Stored data:

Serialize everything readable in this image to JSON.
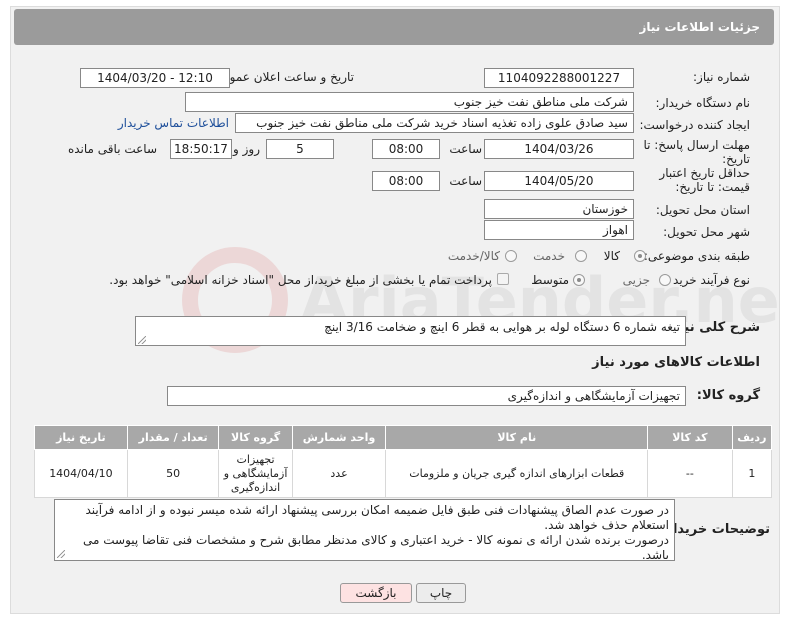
{
  "page": {
    "title": "جزئیات اطلاعات نیاز"
  },
  "form": {
    "need_number_label": "شماره نیاز:",
    "need_number": "1104092288001227",
    "announce_label": "تاریخ و ساعت اعلان عمومی:",
    "announce_value": "1404/03/20 - 12:10",
    "buyer_org_label": "نام دستگاه خریدار:",
    "buyer_org": "شرکت ملی مناطق نفت خیز جنوب",
    "requester_label": "ایجاد کننده درخواست:",
    "requester": "سید صادق علوی زاده  تغذیه اسناد خرید  شرکت ملی مناطق نفت خیز جنوب",
    "contact_link": "اطلاعات تماس خریدار",
    "reply_deadline_label": "مهلت ارسال پاسخ: تا تاریخ:",
    "reply_date": "1404/03/26",
    "time_label": "ساعت",
    "reply_time": "08:00",
    "days_value": "5",
    "days_label": "روز و",
    "remaining_time": "18:50:17",
    "remaining_label": "ساعت باقی مانده",
    "price_validity_label": "حداقل تاریخ اعتبار قیمت: تا تاریخ:",
    "price_date": "1404/05/20",
    "price_time": "08:00",
    "province_label": "استان محل تحویل:",
    "province": "خوزستان",
    "city_label": "شهر محل تحویل:",
    "city": "اهواز",
    "category_label": "طبقه بندی موضوعی:",
    "category_options": [
      "کالا",
      "خدمت",
      "کالا/خدمت"
    ],
    "process_label": "نوع فرآیند خرید :",
    "process_options": [
      "جزیی",
      "متوسط"
    ],
    "payment_note": "پرداخت تمام یا بخشی از مبلغ خرید،از محل \"اسناد خزانه اسلامی\" خواهد بود.",
    "description_label": "شرح کلی نیاز:",
    "description": "تیغه شماره 6 دستگاه لوله بر هوایی به قطر 6 اینچ و ضخامت 3/16 اینچ",
    "goods_info_title": "اطلاعات کالاهای مورد نیاز",
    "goods_group_label": "گروه کالا:",
    "goods_group": "تجهیزات آزمایشگاهی و اندازه‌گیری"
  },
  "table": {
    "headers": [
      "ردیف",
      "کد کالا",
      "نام کالا",
      "واحد شمارش",
      "گروه کالا",
      "تعداد / مقدار",
      "تاریخ نیاز"
    ],
    "rows": [
      [
        "1",
        "--",
        "قطعات ابزارهای اندازه گیری جریان و ملزومات",
        "عدد",
        "تجهیزات آزمایشگاهی و اندازه‌گیری",
        "50",
        "1404/04/10"
      ]
    ]
  },
  "notes": {
    "label": "توضیحات خریدار:",
    "text": "در صورت عدم الصاق پیشنهادات فنی طبق فایل ضمیمه امکان بررسی پیشنهاد ارائه شده میسر نبوده و از ادامه فرآیند استعلام حذف خواهد شد.\nدرصورت برنده شدن ارائه ی نمونه کالا - خرید اعتباری و کالای مدنظر مطابق شرح و مشخصات فنی تقاضا پیوست می باشد."
  },
  "buttons": {
    "print": "چاپ",
    "back": "بازگشت"
  },
  "watermark": {
    "text": "AriaTender.neT"
  }
}
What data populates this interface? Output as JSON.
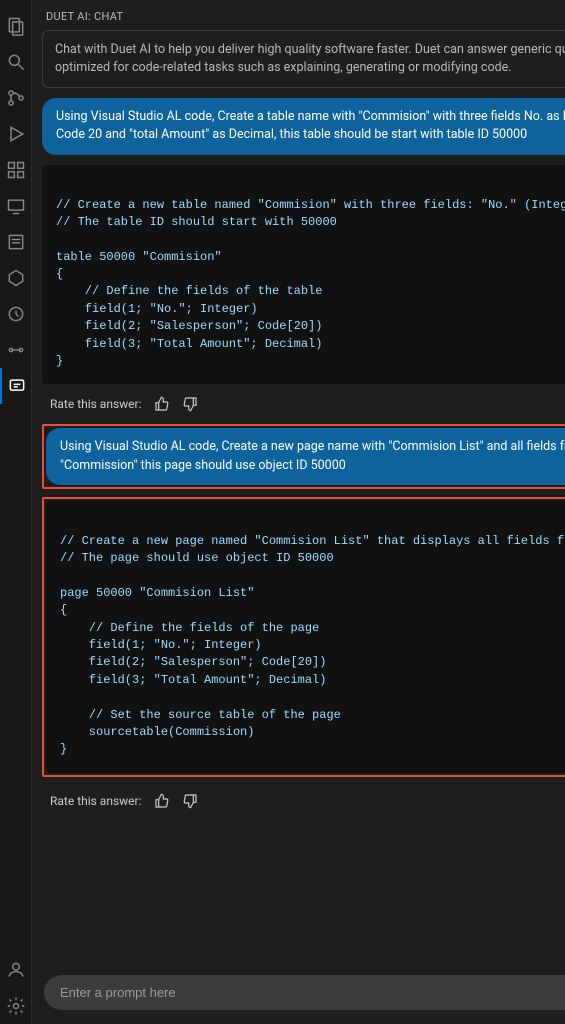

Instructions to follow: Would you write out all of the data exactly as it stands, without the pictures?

Response:
Serialize everything readable in this image to JSON.
{
  "page": {
    "title": "جزئیات اطلاعات نیاز"
  },
  "form": {
    "need_number_label": "شماره نیاز:",
    "need_number": "1104092288001227",
    "announce_label": "تاریخ و ساعت اعلان عمومی:",
    "announce_value": "1404/03/20 - 12:10",
    "buyer_org_label": "نام دستگاه خریدار:",
    "buyer_org": "شرکت ملی مناطق نفت خیز جنوب",
    "requester_label": "ایجاد کننده درخواست:",
    "requester": "سید صادق علوی زاده  تغذیه اسناد خرید  شرکت ملی مناطق نفت خیز جنوب",
    "contact_link": "اطلاعات تماس خریدار",
    "reply_deadline_label": "مهلت ارسال پاسخ: تا تاریخ:",
    "reply_date": "1404/03/26",
    "time_label": "ساعت",
    "reply_time": "08:00",
    "days_value": "5",
    "days_label": "روز و",
    "remaining_time": "18:50:17",
    "remaining_label": "ساعت باقی مانده",
    "price_validity_label": "حداقل تاریخ اعتبار قیمت: تا تاریخ:",
    "price_date": "1404/05/20",
    "price_time": "08:00",
    "province_label": "استان محل تحویل:",
    "province": "خوزستان",
    "city_label": "شهر محل تحویل:",
    "city": "اهواز",
    "category_label": "طبقه بندی موضوعی:",
    "category_options": [
      "کالا",
      "خدمت",
      "کالا/خدمت"
    ],
    "process_label": "نوع فرآیند خرید :",
    "process_options": [
      "جزیی",
      "متوسط"
    ],
    "payment_note": "پرداخت تمام یا بخشی از مبلغ خرید،از محل \"اسناد خزانه اسلامی\" خواهد بود.",
    "description_label": "شرح کلی نیاز:",
    "description": "تیغه شماره 6 دستگاه لوله بر هوایی به قطر 6 اینچ و ضخامت 3/16 اینچ",
    "goods_info_title": "اطلاعات کالاهای مورد نیاز",
    "goods_group_label": "گروه کالا:",
    "goods_group": "تجهیزات آزمایشگاهی و اندازه‌گیری"
  },
  "table": {
    "headers": [
      "ردیف",
      "کد کالا",
      "نام کالا",
      "واحد شمارش",
      "گروه کالا",
      "تعداد / مقدار",
      "تاریخ نیاز"
    ],
    "rows": [
      [
        "1",
        "--",
        "قطعات ابزارهای اندازه گیری جریان و ملزومات",
        "عدد",
        "تجهیزات آزمایشگاهی و اندازه‌گیری",
        "50",
        "1404/04/10"
      ]
    ]
  },
  "notes": {
    "label": "توضیحات خریدار:",
    "text": "در صورت عدم الصاق پیشنهادات فنی طبق فایل ضمیمه امکان بررسی پیشنهاد ارائه شده میسر نبوده و از ادامه فرآیند استعلام حذف خواهد شد.\nدرصورت برنده شدن ارائه ی نمونه کالا - خرید اعتباری و کالای مدنظر مطابق شرح و مشخصات فنی تقاضا پیوست می باشد."
  },
  "buttons": {
    "print": "چاپ",
    "back": "بازگشت"
  },
  "watermark": {
    "text": "AriaTender.neT"
  }
}
What data populates this interface? Output as JSON.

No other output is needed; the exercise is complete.